3D printers are getting more and more accessible with more local service providers offering outsourcing services for manufacturing work. This protects time and doesn’t require expensive transport costs compared to more traditional manufacturing processes produced abroad in countries like China.
- Environmentally Friendly
As this technology reduces the quantity of fabric wastage used this process is inherently environmentally friendly. However, the environmental benefits are extended once you consider factors like improved fuel efficiency from using lightweight 3D printed parts.
3D printing is getting used within the medical sector to assist save lives by printing organs for the physical body like livers, kidneys and hearts. Further advances and uses are being developed within the healthcare sector providing a number of the most important advances from using the technology.
- Limited Materials
While 3D Printing can create items during a selection of plastics and metals available, selection of raw materials isn't exhaustive. This is often thanked well to the very fact that not all metals or plastics can be temperature controlled enough to permit 3D printing. Additionally, many of those printable materials can't be recycled and really few are food safe.
- Restricted Build Size
3D printers currently have small print chambers which restrict the dimensions of parts which will be printed. Anything bigger will have to be printed in separate parts and joined together after production. This will increase costs and time for larger parts thanks to the printer wanting to print more parts before manual labor is employed to hitch the parts together.
- Post Processing
Although large parts require post-processing, as mentioned above, most 3D printed parts need some sort of cleaning up to get rid of support material from the build and to smooth the surface to realize the specified finish. Post processing methods used include water jetting, sanding, a chemical soak and rinse, air or heat drying, assembly and rest. The quantity of post processing required depends on factors including the dimensions of the part being produced, the intended application and therefore the sort of 3D printing technology used for production. So, while 3D printing allows for the fast production of parts, the speed of manufacture is often slowed by post processing.
- Large Volumes
3D printing may be a static cost unlike more conventional techniques like injection moulding, where large volumes could also be more cost effective to supply. While the initial investment for 3D printing could also be less than other manufacturing methods, once scaled up to supply large volumes for production, the value per unit doesn't reduce because it would with injection moulding.
- Part Structure

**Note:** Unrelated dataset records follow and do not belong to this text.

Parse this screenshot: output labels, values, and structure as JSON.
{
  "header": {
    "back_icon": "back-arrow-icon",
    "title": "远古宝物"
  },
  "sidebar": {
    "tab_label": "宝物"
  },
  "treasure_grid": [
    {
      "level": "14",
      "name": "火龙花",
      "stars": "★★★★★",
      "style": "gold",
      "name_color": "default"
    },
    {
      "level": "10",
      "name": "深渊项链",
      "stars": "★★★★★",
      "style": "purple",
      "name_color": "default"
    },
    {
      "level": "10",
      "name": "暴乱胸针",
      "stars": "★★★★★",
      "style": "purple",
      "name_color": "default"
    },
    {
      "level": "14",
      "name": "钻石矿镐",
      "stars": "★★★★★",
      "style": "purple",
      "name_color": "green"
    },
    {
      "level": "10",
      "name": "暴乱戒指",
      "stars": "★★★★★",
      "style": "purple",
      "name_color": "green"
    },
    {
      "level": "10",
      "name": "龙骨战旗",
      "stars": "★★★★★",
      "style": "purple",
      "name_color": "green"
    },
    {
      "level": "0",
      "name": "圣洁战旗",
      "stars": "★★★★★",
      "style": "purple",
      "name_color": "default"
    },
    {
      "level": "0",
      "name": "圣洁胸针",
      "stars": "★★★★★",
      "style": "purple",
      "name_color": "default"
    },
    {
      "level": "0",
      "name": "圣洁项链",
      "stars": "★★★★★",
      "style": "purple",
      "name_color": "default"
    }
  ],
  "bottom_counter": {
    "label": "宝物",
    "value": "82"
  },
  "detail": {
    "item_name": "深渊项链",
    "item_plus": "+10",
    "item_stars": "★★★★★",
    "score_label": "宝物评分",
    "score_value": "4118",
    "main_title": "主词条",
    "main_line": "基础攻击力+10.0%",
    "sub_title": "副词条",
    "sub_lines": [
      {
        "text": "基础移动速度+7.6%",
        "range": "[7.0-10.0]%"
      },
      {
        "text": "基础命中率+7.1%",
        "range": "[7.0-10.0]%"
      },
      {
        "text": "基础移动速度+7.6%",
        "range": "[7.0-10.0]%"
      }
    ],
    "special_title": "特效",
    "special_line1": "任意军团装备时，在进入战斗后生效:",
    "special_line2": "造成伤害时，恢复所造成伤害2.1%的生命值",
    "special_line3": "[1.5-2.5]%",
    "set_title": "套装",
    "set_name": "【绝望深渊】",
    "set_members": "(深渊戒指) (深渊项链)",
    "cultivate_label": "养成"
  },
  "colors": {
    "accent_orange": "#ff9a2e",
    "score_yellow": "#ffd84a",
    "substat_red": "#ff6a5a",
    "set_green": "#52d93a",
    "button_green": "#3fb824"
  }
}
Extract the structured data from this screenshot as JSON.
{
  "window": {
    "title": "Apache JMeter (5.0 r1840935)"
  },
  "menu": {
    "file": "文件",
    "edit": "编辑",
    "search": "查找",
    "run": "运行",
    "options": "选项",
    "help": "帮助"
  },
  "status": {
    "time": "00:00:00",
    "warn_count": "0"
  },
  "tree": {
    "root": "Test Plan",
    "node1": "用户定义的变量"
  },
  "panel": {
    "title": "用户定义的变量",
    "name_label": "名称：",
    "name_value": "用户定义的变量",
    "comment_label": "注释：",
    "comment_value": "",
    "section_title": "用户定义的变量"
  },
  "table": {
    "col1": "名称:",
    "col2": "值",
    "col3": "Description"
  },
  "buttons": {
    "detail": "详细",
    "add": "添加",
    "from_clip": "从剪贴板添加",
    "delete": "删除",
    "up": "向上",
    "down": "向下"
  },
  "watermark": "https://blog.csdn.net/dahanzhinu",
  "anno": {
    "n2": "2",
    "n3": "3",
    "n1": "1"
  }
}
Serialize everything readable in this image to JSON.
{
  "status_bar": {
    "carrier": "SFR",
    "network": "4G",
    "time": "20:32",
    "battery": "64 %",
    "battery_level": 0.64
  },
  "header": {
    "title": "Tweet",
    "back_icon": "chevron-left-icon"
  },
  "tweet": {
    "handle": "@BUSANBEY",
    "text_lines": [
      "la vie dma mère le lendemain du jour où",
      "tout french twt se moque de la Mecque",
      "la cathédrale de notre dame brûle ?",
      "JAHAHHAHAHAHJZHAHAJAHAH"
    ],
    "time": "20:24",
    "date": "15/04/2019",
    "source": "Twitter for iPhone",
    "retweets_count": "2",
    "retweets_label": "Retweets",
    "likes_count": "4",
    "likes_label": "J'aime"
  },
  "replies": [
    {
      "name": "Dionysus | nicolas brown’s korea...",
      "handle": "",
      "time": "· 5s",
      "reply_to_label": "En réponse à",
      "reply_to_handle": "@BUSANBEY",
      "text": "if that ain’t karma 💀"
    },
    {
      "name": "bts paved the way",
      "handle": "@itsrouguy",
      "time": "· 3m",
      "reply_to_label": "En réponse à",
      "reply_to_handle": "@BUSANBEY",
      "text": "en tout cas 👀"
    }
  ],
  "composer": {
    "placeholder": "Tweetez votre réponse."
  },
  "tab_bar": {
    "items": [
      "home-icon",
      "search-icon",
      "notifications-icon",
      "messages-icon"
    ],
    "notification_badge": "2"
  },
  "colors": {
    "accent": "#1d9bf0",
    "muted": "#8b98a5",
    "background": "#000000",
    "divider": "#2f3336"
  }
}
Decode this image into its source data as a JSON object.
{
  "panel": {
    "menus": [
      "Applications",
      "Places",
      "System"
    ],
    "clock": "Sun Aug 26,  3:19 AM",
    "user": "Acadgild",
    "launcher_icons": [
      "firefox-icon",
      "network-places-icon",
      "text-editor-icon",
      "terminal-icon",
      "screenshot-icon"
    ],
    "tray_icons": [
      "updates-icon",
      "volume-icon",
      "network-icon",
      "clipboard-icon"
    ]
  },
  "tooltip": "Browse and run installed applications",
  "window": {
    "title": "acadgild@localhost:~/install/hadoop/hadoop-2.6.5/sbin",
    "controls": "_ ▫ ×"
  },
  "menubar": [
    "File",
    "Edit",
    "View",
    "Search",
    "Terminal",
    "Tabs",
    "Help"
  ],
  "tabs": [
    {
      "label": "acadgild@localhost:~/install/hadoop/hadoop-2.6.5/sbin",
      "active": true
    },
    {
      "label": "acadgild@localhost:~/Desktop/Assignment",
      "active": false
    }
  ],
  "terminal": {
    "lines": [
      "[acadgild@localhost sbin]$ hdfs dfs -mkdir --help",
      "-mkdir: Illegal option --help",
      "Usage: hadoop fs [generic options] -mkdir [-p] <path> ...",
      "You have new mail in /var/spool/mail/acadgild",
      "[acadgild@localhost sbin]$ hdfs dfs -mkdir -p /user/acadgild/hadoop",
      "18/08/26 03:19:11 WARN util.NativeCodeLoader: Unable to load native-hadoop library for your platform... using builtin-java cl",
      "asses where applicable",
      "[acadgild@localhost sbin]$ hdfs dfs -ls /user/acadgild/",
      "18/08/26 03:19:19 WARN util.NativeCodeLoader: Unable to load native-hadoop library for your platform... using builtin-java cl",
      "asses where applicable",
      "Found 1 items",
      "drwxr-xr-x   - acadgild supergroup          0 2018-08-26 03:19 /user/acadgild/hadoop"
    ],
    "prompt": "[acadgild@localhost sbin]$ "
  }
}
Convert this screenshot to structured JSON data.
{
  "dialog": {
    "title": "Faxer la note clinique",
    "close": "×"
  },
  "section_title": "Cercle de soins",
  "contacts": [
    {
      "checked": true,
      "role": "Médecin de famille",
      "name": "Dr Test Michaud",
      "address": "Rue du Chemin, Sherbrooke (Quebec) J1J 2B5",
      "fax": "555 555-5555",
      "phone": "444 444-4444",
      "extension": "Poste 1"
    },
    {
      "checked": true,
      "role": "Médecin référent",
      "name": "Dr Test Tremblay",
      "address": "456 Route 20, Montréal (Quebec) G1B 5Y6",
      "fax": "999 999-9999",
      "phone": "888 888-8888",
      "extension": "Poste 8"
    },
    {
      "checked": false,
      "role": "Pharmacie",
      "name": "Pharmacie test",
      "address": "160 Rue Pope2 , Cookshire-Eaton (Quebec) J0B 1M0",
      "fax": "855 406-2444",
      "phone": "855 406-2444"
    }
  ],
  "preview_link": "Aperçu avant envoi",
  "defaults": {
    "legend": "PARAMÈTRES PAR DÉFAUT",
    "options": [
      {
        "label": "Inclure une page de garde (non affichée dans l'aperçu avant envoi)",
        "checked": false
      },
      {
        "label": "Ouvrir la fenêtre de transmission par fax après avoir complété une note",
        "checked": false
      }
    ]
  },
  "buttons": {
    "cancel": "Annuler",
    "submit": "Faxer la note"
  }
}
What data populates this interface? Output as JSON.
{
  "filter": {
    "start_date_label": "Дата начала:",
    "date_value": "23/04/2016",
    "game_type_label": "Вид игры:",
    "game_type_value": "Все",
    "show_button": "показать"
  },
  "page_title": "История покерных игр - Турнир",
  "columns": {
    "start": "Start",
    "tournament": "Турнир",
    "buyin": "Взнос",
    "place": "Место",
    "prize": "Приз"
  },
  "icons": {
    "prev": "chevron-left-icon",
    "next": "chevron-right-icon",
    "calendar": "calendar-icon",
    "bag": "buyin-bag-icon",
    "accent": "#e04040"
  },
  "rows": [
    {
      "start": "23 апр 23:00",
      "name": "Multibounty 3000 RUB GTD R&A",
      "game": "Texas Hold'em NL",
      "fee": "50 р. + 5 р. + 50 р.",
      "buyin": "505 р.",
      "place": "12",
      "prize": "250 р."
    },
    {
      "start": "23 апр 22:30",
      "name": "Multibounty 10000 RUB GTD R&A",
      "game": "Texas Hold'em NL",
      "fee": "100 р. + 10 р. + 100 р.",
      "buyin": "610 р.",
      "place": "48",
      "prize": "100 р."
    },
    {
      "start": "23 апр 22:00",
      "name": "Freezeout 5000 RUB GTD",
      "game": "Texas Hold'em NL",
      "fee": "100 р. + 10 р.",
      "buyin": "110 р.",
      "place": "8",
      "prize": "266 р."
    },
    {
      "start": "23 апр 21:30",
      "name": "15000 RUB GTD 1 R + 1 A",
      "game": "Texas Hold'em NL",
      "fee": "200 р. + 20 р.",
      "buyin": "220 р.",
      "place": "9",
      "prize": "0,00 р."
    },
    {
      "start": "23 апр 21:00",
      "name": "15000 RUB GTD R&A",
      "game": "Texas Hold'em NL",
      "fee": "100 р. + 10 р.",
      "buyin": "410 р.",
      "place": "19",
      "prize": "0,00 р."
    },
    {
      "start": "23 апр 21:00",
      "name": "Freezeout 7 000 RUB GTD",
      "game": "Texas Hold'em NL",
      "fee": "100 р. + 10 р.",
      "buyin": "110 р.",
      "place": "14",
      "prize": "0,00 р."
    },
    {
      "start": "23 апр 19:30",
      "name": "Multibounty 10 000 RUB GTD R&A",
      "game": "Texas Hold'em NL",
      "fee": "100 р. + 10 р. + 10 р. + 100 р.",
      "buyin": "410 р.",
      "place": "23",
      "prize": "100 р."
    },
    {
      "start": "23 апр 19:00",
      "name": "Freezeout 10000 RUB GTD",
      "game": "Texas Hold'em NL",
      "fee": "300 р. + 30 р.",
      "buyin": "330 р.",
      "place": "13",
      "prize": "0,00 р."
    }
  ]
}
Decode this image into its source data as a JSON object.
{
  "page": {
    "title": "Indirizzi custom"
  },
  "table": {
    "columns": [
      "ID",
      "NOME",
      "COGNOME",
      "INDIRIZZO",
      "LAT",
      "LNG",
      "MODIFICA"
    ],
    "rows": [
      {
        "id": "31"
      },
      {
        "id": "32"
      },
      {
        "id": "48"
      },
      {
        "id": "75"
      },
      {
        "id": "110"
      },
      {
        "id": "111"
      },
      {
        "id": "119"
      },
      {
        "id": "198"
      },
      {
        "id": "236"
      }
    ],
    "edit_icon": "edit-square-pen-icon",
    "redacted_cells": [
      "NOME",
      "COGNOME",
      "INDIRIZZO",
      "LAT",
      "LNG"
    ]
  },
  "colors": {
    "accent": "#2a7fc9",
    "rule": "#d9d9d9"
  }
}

With 3D printing (also referred to as Additive Manufacturing) parts are produced layer-by-layer. Although these layers adhere together it also means they will delaminate under certain stresses or orientations. In certain cases, it's going to be better to use injection moulding because it creates homogenous parts which will not separate and break.
- Reduction in Manufacturing Jobs
Another of the disadvantages of 3D technology is the potential reduction in human labour, since most of the assembly is automated and done by printers. However, many Third World countries believe low skill jobs to stay their economies running, and this technology could put these manufacturing jobs in danger by ablating the necessity for production abroad.
- Design Inaccuracies
Few of the other potential problems with 3D printing is associated with the sort of machine or process used. Some printers have lower tolerances, meaning that final parts may differ from the first design. This will be fixed in post-processing, but it must be considered that this may further increase the time and price of production.
- Copyright Issues
As 3D printing is becoming more popular and accessible there's a greater possibility for people to make fake and counterfeit products and it'll almost be impossible to inform the difference. This has evident issues around copyright also as for internal control